Tips on how to beat workplace stress

Tips on how to beat workplace stress

Sophie Peers 30.10.2017

Stress. It’s as much a part of our modern day office as paperclips, coffee runs and conference calls. Everyone who has ever held a job has, at some point, felt the pressure of work-related stress.

 Any job can have stressful elements, even if you love what you do. In the short-term, you may experience pressure to meet a deadline or to fulfil a challenging requirement. But when work related stress becomes chronic, it can be overwhelming - and harmful to both your physical and emotional health. 

So, how do we start to tackle a problem that has so much sway over our well-being and overall health?

Good stress management in the workplace is critical. I recently read an article on how successful people handle toxic people by Dr. Travis Bradberry, co-author of Emotional Intelligence 2.0 and president at TalentSmart.  TalentSmart has conducted research with more than a million people, and they’ve found that 90% of top performers are skilled at managing their emotions in times of stress in order to remain calm and in control. One of their greatest gifts is the ability to neutralise toxic people. Top performers have well-honed coping strategies that they employ to keep toxic people at bay-.

Think about your professional life, your work place, your colleagues and peers and how it all affects your personal life. Now think again, how do you deal with it? To deal with stress and challenging situations effectively you need a formula that will enable you to succeed. 

Here are some helpful tips: 
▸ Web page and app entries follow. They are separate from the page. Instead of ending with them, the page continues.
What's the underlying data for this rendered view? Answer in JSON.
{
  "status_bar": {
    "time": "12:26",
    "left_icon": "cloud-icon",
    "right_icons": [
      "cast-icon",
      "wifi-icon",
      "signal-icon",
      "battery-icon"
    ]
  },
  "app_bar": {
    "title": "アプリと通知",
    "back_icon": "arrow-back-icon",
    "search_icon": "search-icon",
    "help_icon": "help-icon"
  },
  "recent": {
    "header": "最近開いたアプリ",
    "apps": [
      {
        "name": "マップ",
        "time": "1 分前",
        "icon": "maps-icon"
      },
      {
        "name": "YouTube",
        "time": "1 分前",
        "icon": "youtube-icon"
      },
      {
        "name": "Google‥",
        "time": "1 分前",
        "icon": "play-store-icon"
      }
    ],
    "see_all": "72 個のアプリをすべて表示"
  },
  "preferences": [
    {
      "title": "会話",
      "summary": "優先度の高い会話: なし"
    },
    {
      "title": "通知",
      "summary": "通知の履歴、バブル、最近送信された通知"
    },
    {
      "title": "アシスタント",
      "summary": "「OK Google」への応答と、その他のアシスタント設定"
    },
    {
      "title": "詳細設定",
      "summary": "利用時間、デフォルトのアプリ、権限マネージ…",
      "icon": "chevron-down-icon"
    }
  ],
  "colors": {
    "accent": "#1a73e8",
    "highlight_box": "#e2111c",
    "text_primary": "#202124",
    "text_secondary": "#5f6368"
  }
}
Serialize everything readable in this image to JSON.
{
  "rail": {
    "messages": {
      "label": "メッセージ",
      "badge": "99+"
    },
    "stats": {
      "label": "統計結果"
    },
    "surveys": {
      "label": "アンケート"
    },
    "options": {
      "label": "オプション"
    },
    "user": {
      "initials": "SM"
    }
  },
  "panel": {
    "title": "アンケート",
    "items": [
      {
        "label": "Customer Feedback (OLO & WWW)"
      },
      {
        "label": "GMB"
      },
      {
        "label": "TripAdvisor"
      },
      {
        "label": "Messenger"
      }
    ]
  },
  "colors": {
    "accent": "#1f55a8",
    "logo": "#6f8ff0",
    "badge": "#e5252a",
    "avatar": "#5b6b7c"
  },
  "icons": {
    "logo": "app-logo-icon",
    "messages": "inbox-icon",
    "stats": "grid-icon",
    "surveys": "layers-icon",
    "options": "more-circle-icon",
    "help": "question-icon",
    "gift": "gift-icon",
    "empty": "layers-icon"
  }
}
  • Eat well and sleep well
     
  • Move. The best way to burn off the stress hormones is to move and sweat. Run, dance, jump, power-walk, do some yoga or pilates
     
  • Set clear boundaries for your day
     
  • Be your own best critic
     
  • Disconnect over the weekend
     
  • Spend 80% of your time focusing on a solution
     
  • Make sure you take time to do what you love to do
     
  • Stay on track by asking yourself questions every day, like:
    • What is the most important thing I can do right now?
    • Is doing this bringing me closer to my goal?
       
  • Identify self-imposed stress. If you’re too caught up in others’ perceptions of you, which you can’t control, you become stressed out. Ironically, once you shift your focus from others’ perception of your work to the work itself, you’re more likely to impress them.
     
  • And the most important... breathe! Release the stress, calm your mind and body down and reconnect with the present moment again by fully focusing on your breathing. Breathe with your belly for just 1-2 minutes and focus only on the air you are breathing in and out.
Sophie Peers's picture
Manager | Risk Management & Compliance
speers@morganmckinley.com.au